The reduction of hospital capacity in the United States has become a major health policy goal because excess hospital capacity is widely believed to contribute to excessive increases in hospital costs. The National Health Policy Planning Guidelines (DHEW, 1975) contain a planning standard of 4.0 hospital beds per 1000 persons as a maximum, accompanied by an 80 percent occupancy rate for short-term community hospitals. When the guidelines were adopted, the United States was experiencing 4.5 hospital beds/1000, with a 75 percent occupancy rate. Therefore, these guidelines imply that a substantial reduction in existing hospital capacity is desirable. In this article, the authors evaluate the most widely discussed public sector options for reducing hospital capacity.
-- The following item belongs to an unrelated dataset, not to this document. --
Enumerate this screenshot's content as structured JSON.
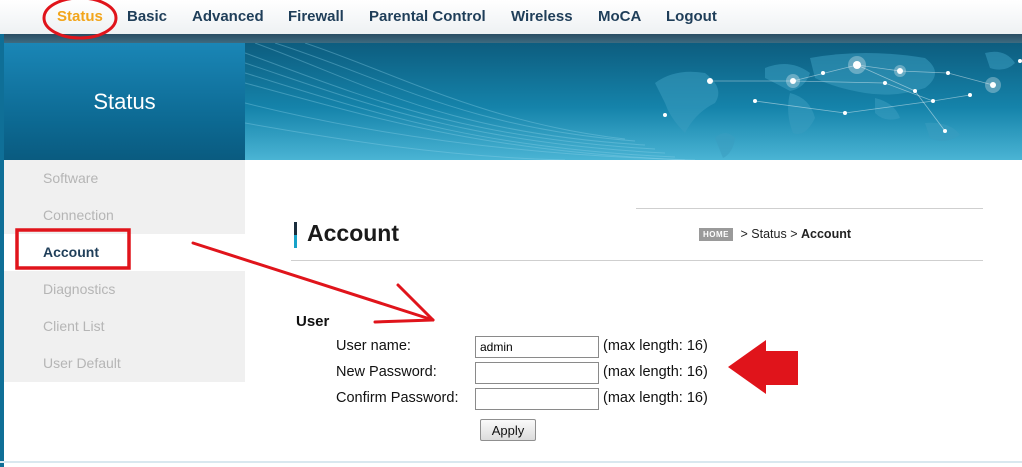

They conclude that the case for closing hospitals through direct public sector action is weak. Instead, they favor public sector actions aimed at changing the incentives of decision-makers so that they incur financial penalties for supporting excess capacity. Since this incentive-based approach could prove relatively unattractive politically, it requires a carefully staged implementation to be successful. In the concluding section of this article, the authors propose a sequence of public sector actions which they believe could reduce hospital capacity primarily by changing private incentives.
|Original language||English (US)|
|Number of pages||19|
|Journal||Journal of Health and Human Resources Administration|
|State||Published - Dec 1 1981|